═══ Records shown

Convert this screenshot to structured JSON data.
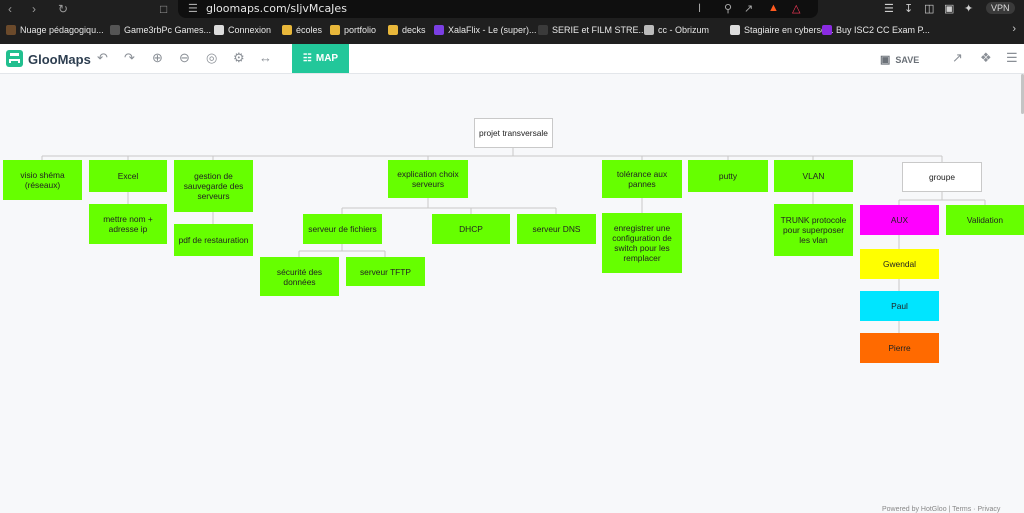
{
  "browser": {
    "url": "gloomaps.com/sIjvMcaJes",
    "vpn_label": "VPN"
  },
  "bookmarks": [
    {
      "label": "Nuage pédagogiqu...",
      "color": "#6b4a2b"
    },
    {
      "label": "Game3rbPc Games...",
      "color": "#555555"
    },
    {
      "label": "Connexion",
      "color": "#dcdcdc"
    },
    {
      "label": "écoles",
      "color": "#e8b73a"
    },
    {
      "label": "portfolio",
      "color": "#e8b73a"
    },
    {
      "label": "decks",
      "color": "#e8b73a"
    },
    {
      "label": "XalaFlix - Le (super)...",
      "color": "#7b3fe4"
    },
    {
      "label": "SERIE et FILM STRE...",
      "color": "#3a3a3a"
    },
    {
      "label": "cc - Obrizum",
      "color": "#bbbbbb"
    },
    {
      "label": "Stagiaire en cybersé...",
      "color": "#dddddd"
    },
    {
      "label": "Buy ISC2 CC Exam P...",
      "color": "#8a2be2"
    }
  ],
  "app": {
    "logo": "GlooMaps",
    "map_tab": "MAP",
    "save_label": "SAVE",
    "toolbar_icons": [
      "undo-icon",
      "redo-icon",
      "zoom-in-icon",
      "zoom-out-icon",
      "target-icon",
      "gear-icon",
      "width-icon"
    ],
    "accent": "#22c79a"
  },
  "map": {
    "root": "projet transversale",
    "node_color": "#66ff00",
    "nodes": {
      "visio": "visio shéma (réseaux)",
      "excel": "Excel",
      "excel_child": "mettre nom + adresse ip",
      "gestion": "gestion de sauvegarde des serveurs",
      "gestion_child": "pdf de restauration",
      "explication": "explication choix serveurs",
      "fichiers": "serveur de fichiers",
      "securite": "sécurité des données",
      "tftp": "serveur TFTP",
      "dhcp": "DHCP",
      "dns": "serveur DNS",
      "tolerance": "tolérance aux pannes",
      "tolerance_child": "enregistrer une configuration de switch pour les remplacer",
      "putty": "putty",
      "vlan": "VLAN",
      "vlan_child": "TRUNK protocole pour superposer les vlan",
      "groupe": "groupe",
      "aux": "AUX",
      "gwendal": "Gwendal",
      "paul": "Paul",
      "pierre": "Pierre",
      "validation": "Validation"
    },
    "group_colors": {
      "aux": "#ff00ff",
      "gwendal": "#ffff00",
      "paul": "#00e5ff",
      "pierre": "#ff6a00"
    }
  },
  "footer": "Powered by HotGloo | Terms · Privacy"
}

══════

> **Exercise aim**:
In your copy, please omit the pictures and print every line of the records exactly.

> **Problem solution**:
Convert this screenshot to structured JSON data.
{
  "browser": {
    "url": "gloomaps.com/sIjvMcaJes",
    "vpn_label": "VPN"
  },
  "bookmarks": [
    {
      "label": "Nuage pédagogiqu...",
      "color": "#6b4a2b"
    },
    {
      "label": "Game3rbPc Games...",
      "color": "#555555"
    },
    {
      "label": "Connexion",
      "color": "#dcdcdc"
    },
    {
      "label": "écoles",
      "color": "#e8b73a"
    },
    {
      "label": "portfolio",
      "color": "#e8b73a"
    },
    {
      "label": "decks",
      "color": "#e8b73a"
    },
    {
      "label": "XalaFlix - Le (super)...",
      "color": "#7b3fe4"
    },
    {
      "label": "SERIE et FILM STRE...",
      "color": "#3a3a3a"
    },
    {
      "label": "cc - Obrizum",
      "color": "#bbbbbb"
    },
    {
      "label": "Stagiaire en cybersé...",
      "color": "#dddddd"
    },
    {
      "label": "Buy ISC2 CC Exam P...",
      "color": "#8a2be2"
    }
  ],
  "app": {
    "logo": "GlooMaps",
    "map_tab": "MAP",
    "save_label": "SAVE",
    "toolbar_icons": [
      "undo-icon",
      "redo-icon",
      "zoom-in-icon",
      "zoom-out-icon",
      "target-icon",
      "gear-icon",
      "width-icon"
    ],
    "accent": "#22c79a"
  },
  "map": {
    "root": "projet transversale",
    "node_color": "#66ff00",
    "nodes": {
      "visio": "visio shéma (réseaux)",
      "excel": "Excel",
      "excel_child": "mettre nom + adresse ip",
      "gestion": "gestion de sauvegarde des serveurs",
      "gestion_child": "pdf de restauration",
      "explication": "explication choix serveurs",
      "fichiers": "serveur de fichiers",
      "securite": "sécurité des données",
      "tftp": "serveur TFTP",
      "dhcp": "DHCP",
      "dns": "serveur DNS",
      "tolerance": "tolérance aux pannes",
      "tolerance_child": "enregistrer une configuration de switch pour les remplacer",
      "putty": "putty",
      "vlan": "VLAN",
      "vlan_child": "TRUNK protocole pour superposer les vlan",
      "groupe": "groupe",
      "aux": "AUX",
      "gwendal": "Gwendal",
      "paul": "Paul",
      "pierre": "Pierre",
      "validation": "Validation"
    },
    "group_colors": {
      "aux": "#ff00ff",
      "gwendal": "#ffff00",
      "paul": "#00e5ff",
      "pierre": "#ff6a00"
    }
  },
  "footer": "Powered by HotGloo | Terms · Privacy"
}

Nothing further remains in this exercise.